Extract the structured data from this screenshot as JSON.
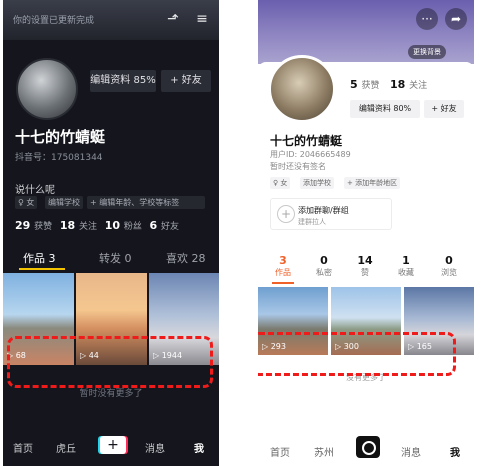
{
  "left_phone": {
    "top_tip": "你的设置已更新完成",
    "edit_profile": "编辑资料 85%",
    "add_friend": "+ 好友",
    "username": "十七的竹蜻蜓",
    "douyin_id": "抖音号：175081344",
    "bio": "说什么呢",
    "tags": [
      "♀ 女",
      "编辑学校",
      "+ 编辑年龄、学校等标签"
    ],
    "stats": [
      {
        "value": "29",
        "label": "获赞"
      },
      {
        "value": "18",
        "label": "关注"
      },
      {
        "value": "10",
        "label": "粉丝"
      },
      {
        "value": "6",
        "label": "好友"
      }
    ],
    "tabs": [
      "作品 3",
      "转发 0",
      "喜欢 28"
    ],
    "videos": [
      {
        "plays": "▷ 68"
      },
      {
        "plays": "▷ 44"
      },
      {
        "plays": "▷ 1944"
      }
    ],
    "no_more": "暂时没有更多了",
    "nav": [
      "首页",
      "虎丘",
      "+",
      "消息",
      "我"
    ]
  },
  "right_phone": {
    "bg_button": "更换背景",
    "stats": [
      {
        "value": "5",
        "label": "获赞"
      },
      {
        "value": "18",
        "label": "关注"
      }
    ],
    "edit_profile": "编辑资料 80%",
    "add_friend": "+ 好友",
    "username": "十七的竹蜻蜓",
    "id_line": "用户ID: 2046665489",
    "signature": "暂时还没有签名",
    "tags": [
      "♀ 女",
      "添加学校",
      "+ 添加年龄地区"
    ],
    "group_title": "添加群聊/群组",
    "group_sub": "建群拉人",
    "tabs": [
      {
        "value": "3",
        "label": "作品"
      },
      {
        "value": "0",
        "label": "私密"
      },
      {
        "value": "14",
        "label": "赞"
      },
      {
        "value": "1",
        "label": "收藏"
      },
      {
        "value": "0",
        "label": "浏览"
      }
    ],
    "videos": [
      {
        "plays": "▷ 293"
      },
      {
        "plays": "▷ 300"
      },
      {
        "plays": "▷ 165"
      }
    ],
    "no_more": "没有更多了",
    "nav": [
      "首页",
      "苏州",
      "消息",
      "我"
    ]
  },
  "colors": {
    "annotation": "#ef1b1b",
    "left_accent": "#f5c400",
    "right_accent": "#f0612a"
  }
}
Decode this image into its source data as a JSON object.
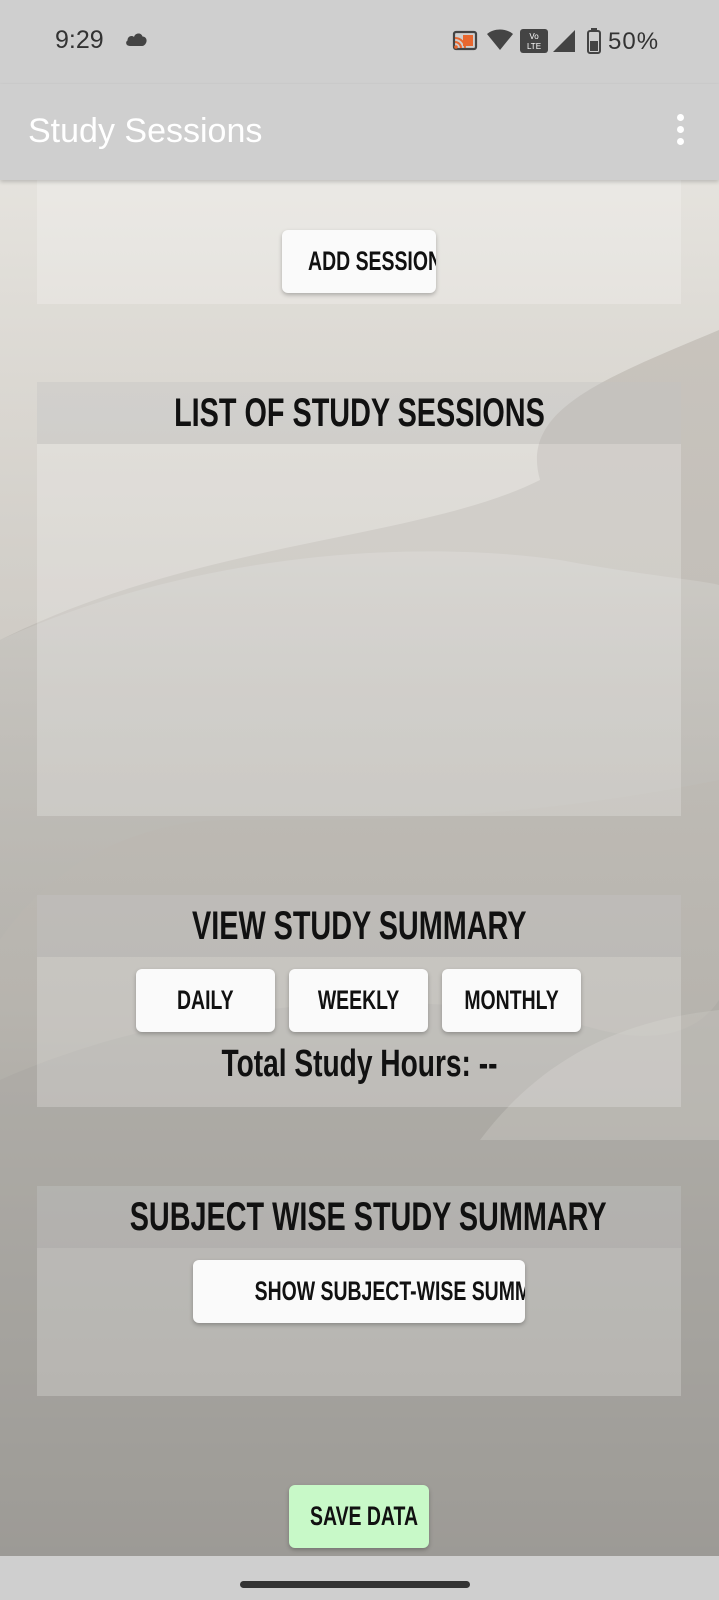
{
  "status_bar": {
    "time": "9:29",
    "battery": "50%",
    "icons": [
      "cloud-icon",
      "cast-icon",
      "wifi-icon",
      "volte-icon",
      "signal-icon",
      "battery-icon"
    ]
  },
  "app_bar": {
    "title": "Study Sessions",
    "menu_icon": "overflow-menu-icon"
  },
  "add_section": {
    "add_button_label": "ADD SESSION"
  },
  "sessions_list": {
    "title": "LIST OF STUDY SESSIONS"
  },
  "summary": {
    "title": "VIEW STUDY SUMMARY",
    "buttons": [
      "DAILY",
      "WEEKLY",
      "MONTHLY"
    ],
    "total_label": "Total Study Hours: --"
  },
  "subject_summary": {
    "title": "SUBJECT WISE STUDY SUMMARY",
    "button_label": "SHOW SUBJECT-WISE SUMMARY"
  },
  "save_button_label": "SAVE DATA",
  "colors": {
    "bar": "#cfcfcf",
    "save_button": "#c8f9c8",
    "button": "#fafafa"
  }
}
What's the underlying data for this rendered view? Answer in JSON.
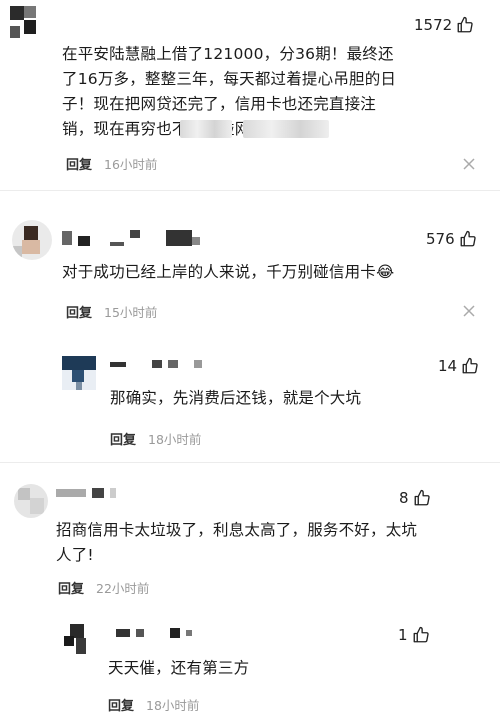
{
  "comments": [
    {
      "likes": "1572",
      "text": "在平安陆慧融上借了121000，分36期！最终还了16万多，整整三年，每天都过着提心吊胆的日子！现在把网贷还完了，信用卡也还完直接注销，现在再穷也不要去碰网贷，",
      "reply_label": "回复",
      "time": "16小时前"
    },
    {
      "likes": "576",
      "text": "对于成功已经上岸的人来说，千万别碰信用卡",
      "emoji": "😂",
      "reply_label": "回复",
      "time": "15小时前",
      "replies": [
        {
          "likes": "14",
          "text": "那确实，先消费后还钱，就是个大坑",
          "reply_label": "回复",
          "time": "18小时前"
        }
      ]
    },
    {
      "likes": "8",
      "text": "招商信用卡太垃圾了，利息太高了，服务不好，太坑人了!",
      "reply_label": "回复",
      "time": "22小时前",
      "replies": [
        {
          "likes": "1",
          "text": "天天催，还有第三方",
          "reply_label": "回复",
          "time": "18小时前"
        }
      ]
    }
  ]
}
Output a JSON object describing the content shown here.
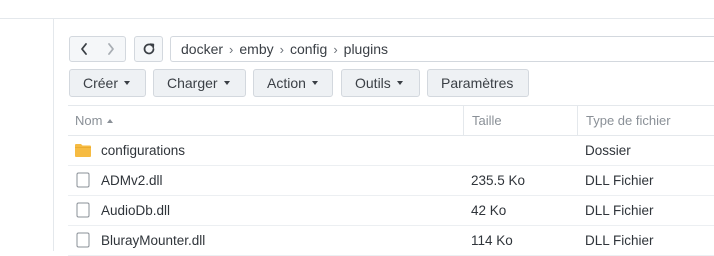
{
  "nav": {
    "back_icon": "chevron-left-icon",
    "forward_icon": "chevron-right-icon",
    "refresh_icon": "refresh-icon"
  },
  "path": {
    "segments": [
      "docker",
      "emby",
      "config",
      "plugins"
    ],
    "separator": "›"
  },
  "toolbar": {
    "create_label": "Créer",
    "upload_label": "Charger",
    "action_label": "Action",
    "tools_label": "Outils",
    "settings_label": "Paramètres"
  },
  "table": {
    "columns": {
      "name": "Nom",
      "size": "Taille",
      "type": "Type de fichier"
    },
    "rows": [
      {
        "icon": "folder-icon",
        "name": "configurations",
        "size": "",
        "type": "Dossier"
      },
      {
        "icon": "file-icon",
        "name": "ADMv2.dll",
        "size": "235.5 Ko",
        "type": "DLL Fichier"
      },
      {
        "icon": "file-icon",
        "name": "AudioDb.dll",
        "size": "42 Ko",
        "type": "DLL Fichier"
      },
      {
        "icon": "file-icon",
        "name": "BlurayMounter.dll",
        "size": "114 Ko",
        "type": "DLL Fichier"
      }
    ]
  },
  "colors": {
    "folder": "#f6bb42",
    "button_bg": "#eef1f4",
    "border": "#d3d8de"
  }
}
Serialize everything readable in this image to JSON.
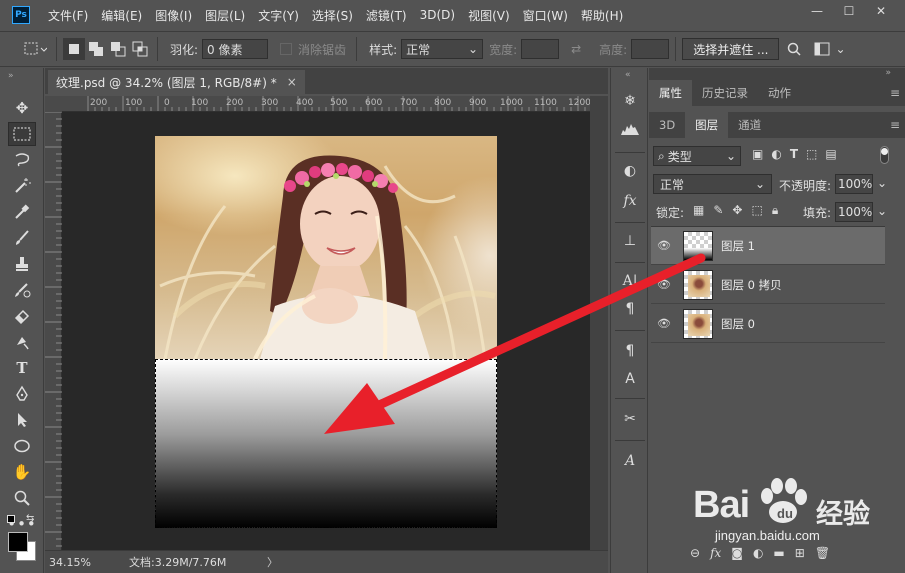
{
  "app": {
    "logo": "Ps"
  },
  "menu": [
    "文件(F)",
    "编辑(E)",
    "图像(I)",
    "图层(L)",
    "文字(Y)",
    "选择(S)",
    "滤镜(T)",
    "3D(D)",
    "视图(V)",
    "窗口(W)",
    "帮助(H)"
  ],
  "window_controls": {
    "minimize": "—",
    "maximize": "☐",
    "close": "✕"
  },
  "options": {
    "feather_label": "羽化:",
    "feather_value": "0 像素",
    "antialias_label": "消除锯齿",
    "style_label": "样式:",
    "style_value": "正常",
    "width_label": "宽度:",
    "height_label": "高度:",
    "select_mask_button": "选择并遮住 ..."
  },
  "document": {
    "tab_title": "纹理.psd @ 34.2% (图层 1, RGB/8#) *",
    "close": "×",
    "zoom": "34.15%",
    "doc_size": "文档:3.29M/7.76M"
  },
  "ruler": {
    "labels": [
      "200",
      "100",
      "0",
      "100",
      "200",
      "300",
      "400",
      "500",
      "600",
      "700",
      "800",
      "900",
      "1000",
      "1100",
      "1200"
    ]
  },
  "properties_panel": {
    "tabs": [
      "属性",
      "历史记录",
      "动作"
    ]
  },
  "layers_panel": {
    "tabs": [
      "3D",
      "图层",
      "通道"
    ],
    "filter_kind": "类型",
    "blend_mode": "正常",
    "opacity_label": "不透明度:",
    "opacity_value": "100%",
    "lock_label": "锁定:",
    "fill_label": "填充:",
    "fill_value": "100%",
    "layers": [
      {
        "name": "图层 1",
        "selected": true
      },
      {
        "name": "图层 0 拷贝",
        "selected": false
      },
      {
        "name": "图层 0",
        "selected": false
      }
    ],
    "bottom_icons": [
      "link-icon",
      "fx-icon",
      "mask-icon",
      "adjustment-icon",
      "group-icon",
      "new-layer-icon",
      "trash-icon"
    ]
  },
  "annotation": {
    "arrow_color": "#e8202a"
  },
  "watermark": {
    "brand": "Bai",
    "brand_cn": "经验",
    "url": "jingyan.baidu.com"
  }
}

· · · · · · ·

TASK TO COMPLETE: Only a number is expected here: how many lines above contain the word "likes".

EXPECTED OUTPUT: 5